As you say, Justine would be "like" a judge, but I don't think that actually makes her a the sort of judge who presides over a court of law. She might be making a moral judgment or even a political judgment. Clearly, ideas like what one "should" and should not do are operant here, and clearly it seems to be relevant to appeal to reasons, such as the agreement Pete and Pat made. But those are also the sort of things to which friends or students or romantic partners appeal in disputes. You don't have, however, a formalized legal code. Procedures for adjudication and appeal. Etc. So, while I'd say you have some of the elements of the rule of law or legal institutions, what you describe isn't quite sufficient to warrant describing their situation as "legal."

Some proponents argue that in the judicial system, matters of policy reasons are best left in the hands of Parliament to decide. For instance, cases involving moralities which appear before the courts such as deviant sexual practices, assisted suicide and the likes where consent is clearly given and that these practices have not yet been made illegal/unlawful.

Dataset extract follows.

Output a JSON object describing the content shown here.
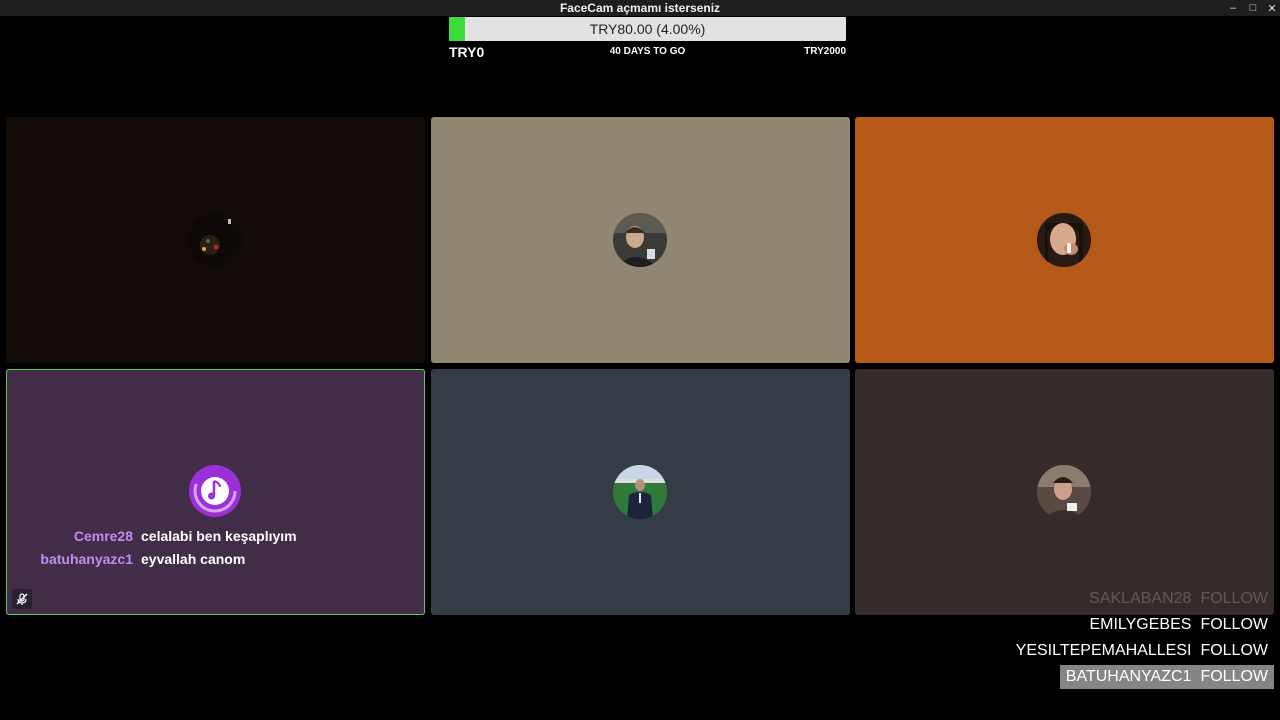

In these cases, is it over the board to say that judges who decide based on the general consensus of morality in a particular society are interfering with one’s conduct (because it has not yet been made illegal/unlawful) even though it is generally understood that these practices are inherently wrong? Can this statement be countered by Dicey’s third postulate on the rule of law that the courts are the guardians of citizens’ rights and that judicial activism is necessary to solidify a common morality? Or is it best for a judge to merely sit back and apply the law as it is, despite knowing that had Parliament decided on these issues, it would be...

This question merits a much longer answer than I am capable of giving. But, with apologies for the compression, I'd say that the distinction between "activist" and "non-activist" judging is a popular-political distinction, not really one with much philosophical basis. Both the legislature and the judiciary produce new law and nullify old law, and they have always done so. They create and nullify law, however, in different ways--the legislature by enacting new legal codes, the courts by issuing rulings. Nor, however, is the line between the law and morality a clean one to draw. And, so, while I think it proper (indeed unavoidable) for the judiciary to enact new law, I also think it proper for judges to appeal to custom and common morality in rulings (for example in matters of indecency). Appeals to custom and common morality, however, must be balanced and in some cases simply limited by stipulated rights of non-interference and claim rights. They must also be balanced by countervailing lines of...

A friend of mine claims that the Iraq war was not 'illegal' as there are (and were) no laws in place that could allow it to be defined as such. Regardless of whether or not this is the case, is there an agreed set of philosophical principles that allow for war to be defined as 'legal/illegal' (and not just moral/immoral)? How might we go about discussing the legalities of war on an international scale? Alastair

One of the criteria philosophers generally agree upon for just war is "legitimate authority"--that is, a just war must be authorized in legitimate (usually meaning lawful) ways. The United Nations charter and the U.S. Constitution, for example, set out procedures for properly authorizing war, as will the legal codes of most nations. To evaluate the legality of this war, one must extablish whether those procedures were followed in proper ways. In particular, here you should look at whether the U.S. Congress authorized the war and whether the U.N. Security Council authorized the war. (See Articles 39, 42, 51 of the UN Charter; also see Security Council Resolution 1441; see the U.S. Congress's Joint resolution on the war of October 2002.) Another issue to consider is whether or not, even if authorization was given, the authorization was rendered illegitimate or void since it was predicated on deceitful claims about the nature of the threat posed by Iraq. You may also consider whether any ...